Goal of the exercise:
The word "Code": say how many lines of the data below contain it, and give the number alone.

[Dataset rows describing interfaces]
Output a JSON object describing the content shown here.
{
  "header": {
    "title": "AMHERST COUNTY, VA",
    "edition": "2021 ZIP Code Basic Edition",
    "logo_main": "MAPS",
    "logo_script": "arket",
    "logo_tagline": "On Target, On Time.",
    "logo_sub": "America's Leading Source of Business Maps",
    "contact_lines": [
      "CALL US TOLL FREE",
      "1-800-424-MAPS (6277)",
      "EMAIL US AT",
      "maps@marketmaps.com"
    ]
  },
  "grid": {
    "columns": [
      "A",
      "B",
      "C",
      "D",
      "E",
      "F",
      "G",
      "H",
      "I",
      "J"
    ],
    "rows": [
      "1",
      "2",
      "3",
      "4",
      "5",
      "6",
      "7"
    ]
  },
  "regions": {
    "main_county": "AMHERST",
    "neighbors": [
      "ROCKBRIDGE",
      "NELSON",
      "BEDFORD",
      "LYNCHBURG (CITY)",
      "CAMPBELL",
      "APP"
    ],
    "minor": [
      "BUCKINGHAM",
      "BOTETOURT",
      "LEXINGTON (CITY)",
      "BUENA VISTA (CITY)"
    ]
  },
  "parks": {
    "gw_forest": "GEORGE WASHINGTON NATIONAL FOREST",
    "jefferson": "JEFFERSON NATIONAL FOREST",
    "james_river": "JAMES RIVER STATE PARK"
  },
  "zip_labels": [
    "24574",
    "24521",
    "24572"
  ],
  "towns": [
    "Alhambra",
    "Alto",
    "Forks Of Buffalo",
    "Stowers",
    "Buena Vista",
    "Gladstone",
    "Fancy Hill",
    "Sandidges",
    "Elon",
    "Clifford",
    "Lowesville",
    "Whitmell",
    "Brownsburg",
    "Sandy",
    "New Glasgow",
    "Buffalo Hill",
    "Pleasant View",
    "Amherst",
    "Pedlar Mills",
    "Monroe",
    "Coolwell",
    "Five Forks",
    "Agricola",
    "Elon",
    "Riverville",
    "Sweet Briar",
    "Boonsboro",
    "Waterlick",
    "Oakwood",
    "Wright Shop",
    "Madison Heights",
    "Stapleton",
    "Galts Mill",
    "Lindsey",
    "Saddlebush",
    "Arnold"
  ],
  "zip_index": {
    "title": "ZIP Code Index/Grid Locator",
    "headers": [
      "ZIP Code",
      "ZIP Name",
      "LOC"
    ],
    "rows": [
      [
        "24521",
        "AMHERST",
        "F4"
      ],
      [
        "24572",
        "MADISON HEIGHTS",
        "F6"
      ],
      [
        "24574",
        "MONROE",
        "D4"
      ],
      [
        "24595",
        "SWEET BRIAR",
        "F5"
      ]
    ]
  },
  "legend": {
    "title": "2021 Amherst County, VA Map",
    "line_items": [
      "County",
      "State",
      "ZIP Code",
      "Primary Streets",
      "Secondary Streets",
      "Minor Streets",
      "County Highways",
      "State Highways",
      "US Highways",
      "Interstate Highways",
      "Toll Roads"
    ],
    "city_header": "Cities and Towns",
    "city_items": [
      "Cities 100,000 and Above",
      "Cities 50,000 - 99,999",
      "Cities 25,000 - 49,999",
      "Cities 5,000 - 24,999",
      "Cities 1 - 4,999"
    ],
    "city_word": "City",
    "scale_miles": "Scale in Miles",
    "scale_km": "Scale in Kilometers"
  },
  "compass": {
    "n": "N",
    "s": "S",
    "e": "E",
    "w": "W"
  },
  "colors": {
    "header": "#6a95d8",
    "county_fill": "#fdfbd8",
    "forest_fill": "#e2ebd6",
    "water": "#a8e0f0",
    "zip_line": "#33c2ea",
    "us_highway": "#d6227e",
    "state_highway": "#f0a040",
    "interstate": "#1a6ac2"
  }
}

Your response:
4